Records from a data source:

[Start of section]

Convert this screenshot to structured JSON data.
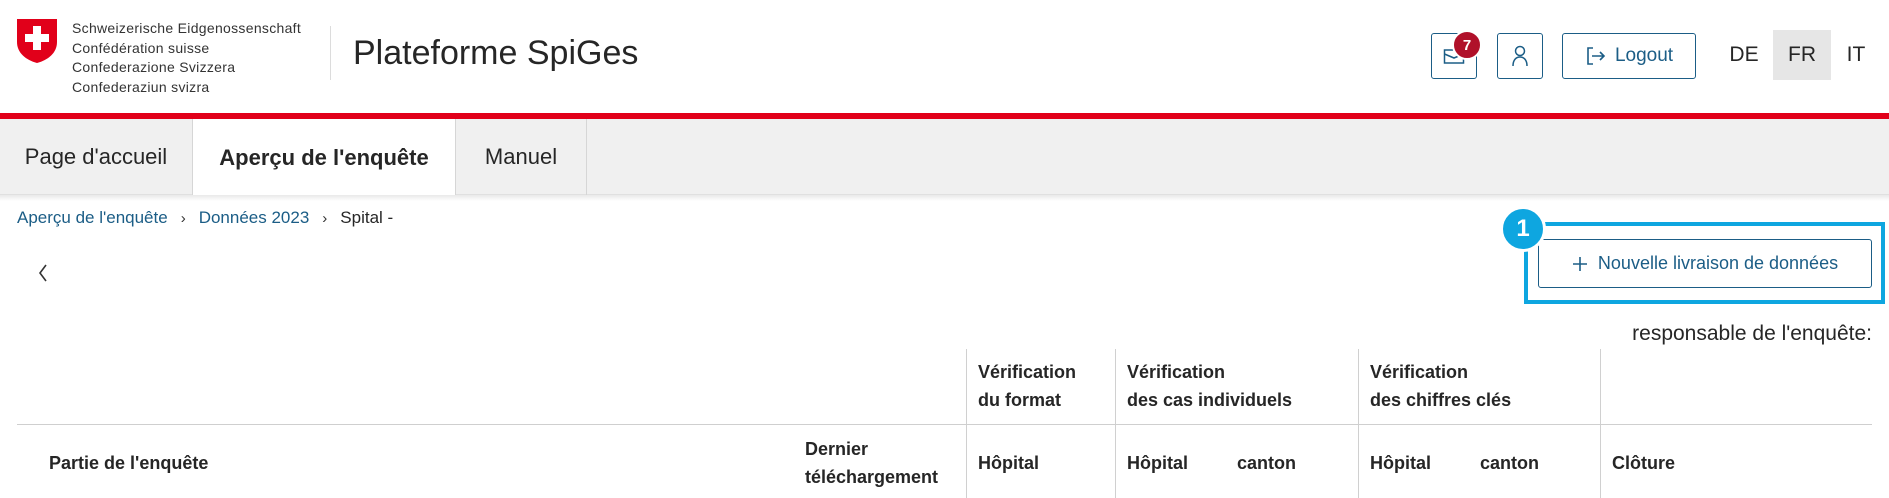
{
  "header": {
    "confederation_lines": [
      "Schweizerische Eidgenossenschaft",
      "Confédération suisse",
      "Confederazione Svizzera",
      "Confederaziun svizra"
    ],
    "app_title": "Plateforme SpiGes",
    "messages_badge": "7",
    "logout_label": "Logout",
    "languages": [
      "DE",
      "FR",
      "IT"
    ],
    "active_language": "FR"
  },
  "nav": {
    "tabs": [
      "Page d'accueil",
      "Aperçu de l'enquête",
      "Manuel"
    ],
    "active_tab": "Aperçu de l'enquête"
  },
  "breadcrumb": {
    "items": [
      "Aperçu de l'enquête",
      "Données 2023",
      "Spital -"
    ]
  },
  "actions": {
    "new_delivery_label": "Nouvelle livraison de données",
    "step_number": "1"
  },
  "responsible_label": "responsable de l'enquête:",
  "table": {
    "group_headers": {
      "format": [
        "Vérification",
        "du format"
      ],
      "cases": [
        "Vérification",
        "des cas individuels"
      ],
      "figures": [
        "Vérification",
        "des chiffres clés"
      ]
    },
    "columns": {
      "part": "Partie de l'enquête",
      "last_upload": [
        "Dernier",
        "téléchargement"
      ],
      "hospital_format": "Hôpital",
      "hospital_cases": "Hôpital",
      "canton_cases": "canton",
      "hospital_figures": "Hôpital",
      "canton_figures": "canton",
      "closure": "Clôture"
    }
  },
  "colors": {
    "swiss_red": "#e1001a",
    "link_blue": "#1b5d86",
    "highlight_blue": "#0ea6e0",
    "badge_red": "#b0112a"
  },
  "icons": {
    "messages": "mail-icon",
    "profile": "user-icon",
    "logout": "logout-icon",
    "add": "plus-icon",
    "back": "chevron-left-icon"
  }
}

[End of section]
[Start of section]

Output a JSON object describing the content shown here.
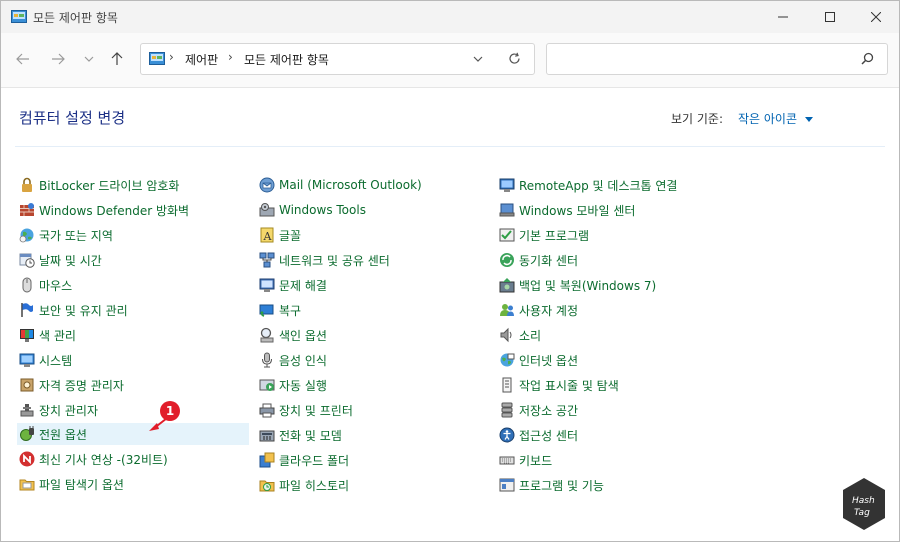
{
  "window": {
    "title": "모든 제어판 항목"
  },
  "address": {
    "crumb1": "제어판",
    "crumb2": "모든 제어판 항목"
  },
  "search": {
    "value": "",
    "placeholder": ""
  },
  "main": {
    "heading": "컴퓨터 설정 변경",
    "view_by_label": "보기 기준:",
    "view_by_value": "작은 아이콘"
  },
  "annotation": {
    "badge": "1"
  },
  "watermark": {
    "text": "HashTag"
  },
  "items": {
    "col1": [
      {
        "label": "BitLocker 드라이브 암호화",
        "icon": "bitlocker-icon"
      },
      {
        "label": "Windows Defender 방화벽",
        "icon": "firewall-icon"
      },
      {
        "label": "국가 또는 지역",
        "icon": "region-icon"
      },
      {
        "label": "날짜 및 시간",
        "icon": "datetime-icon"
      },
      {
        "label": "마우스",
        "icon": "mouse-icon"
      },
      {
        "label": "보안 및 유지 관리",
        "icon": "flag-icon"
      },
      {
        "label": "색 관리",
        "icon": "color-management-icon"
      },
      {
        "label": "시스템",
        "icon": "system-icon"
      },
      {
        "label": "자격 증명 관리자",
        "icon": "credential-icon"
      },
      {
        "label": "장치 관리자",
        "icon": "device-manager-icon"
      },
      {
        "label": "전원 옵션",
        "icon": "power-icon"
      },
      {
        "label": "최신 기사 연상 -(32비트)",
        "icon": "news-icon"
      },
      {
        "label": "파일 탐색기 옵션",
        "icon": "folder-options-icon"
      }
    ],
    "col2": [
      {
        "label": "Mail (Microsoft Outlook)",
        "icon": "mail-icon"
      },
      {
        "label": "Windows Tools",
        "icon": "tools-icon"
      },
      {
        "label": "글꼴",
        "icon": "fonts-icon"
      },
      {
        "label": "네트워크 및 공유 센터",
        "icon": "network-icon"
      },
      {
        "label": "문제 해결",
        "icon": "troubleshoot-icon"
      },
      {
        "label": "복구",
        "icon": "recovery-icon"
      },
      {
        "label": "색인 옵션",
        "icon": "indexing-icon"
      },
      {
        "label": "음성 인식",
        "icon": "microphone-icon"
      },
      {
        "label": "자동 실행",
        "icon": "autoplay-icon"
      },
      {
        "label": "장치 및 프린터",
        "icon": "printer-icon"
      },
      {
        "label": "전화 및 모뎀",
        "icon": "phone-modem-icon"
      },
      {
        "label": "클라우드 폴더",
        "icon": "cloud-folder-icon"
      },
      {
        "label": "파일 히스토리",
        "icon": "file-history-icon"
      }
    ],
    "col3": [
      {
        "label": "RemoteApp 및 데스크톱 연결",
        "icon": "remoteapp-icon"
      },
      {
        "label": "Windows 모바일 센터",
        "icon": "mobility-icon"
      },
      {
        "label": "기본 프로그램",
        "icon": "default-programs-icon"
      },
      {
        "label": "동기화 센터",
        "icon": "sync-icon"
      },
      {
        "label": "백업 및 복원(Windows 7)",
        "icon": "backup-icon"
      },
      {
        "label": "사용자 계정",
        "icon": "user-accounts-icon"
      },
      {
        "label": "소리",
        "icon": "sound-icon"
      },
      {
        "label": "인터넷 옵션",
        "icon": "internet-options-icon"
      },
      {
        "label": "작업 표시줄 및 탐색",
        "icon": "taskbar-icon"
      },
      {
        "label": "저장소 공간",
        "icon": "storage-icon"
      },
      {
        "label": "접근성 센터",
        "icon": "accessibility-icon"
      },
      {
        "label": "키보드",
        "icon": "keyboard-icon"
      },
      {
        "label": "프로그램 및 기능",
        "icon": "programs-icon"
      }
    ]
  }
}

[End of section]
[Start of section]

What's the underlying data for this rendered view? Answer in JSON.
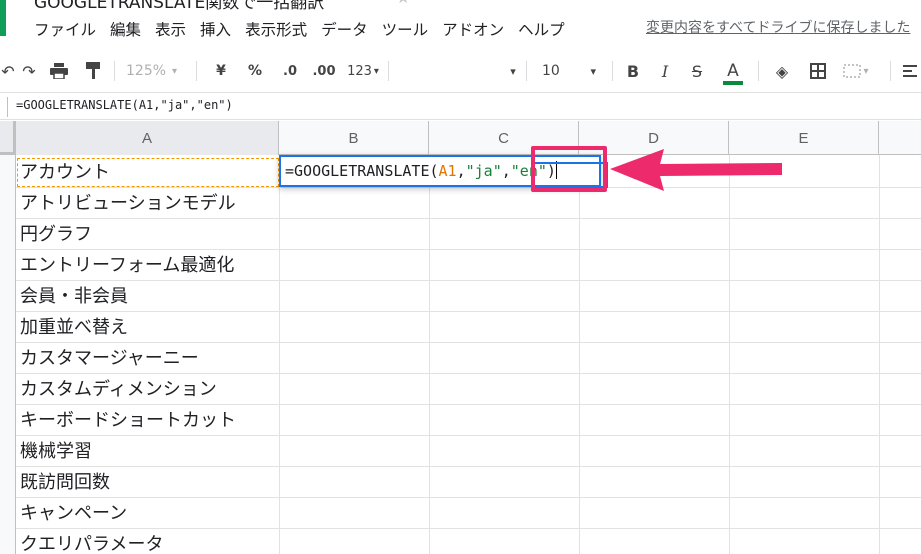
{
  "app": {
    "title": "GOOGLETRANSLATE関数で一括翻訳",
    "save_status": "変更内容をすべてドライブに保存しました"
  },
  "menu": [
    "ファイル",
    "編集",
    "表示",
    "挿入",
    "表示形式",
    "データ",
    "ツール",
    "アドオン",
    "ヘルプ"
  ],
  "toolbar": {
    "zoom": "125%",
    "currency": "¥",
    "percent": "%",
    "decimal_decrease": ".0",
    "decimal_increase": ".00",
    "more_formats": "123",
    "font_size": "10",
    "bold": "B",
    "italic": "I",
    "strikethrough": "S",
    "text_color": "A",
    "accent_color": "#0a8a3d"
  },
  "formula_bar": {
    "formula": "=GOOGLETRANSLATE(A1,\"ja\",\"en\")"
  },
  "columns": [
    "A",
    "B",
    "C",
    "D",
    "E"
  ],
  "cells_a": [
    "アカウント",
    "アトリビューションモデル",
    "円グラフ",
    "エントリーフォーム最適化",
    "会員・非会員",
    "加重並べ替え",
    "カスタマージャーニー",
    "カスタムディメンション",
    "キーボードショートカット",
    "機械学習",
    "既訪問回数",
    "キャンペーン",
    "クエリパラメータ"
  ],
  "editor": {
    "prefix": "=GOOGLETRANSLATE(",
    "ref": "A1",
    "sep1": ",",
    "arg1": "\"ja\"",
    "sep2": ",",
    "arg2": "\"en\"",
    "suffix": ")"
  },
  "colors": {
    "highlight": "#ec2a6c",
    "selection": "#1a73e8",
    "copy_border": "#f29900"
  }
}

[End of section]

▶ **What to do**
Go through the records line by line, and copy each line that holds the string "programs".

▶ **Exercise answer**
        "icon": "default-programs-icon"
        "icon": "programs-icon"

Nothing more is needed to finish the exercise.